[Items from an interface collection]
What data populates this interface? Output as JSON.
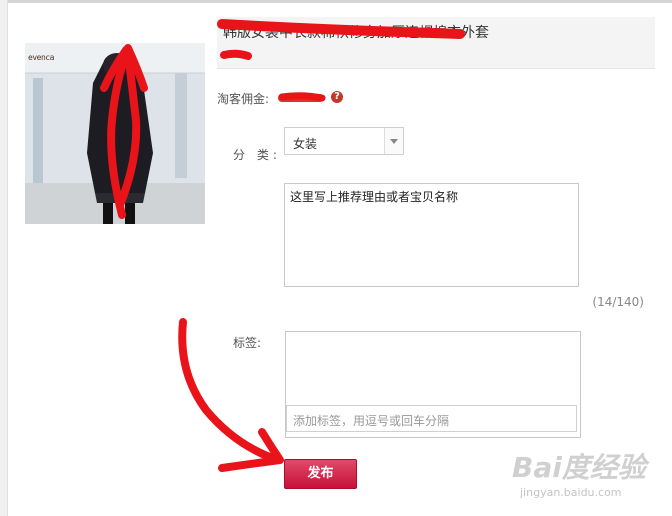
{
  "product": {
    "title": "韩版女装中长款棉袄修身加厚连帽棉衣外套",
    "image_brand": "evenca"
  },
  "commission": {
    "label": "淘客佣金:",
    "help_icon": "?"
  },
  "category": {
    "label": "分 类:",
    "selected": "女装"
  },
  "reason": {
    "value": "这里写上推荐理由或者宝贝名称",
    "count": "(14/140)"
  },
  "tags": {
    "label": "标签:",
    "placeholder": "添加标签，用逗号或回车分隔"
  },
  "actions": {
    "publish": "发布"
  },
  "watermark": {
    "main": "Bai度经验",
    "sub": "jingyan.baidu.com"
  },
  "colors": {
    "annotation": "#e8141a",
    "publish": "#c8103a"
  }
}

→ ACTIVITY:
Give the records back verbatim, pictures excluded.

→ ANSWER AREA:
What data populates this interface? Output as JSON.
{
  "product": {
    "title": "韩版女装中长款棉袄修身加厚连帽棉衣外套",
    "image_brand": "evenca"
  },
  "commission": {
    "label": "淘客佣金:",
    "help_icon": "?"
  },
  "category": {
    "label": "分 类:",
    "selected": "女装"
  },
  "reason": {
    "value": "这里写上推荐理由或者宝贝名称",
    "count": "(14/140)"
  },
  "tags": {
    "label": "标签:",
    "placeholder": "添加标签，用逗号或回车分隔"
  },
  "actions": {
    "publish": "发布"
  },
  "watermark": {
    "main": "Bai度经验",
    "sub": "jingyan.baidu.com"
  },
  "colors": {
    "annotation": "#e8141a",
    "publish": "#c8103a"
  }
}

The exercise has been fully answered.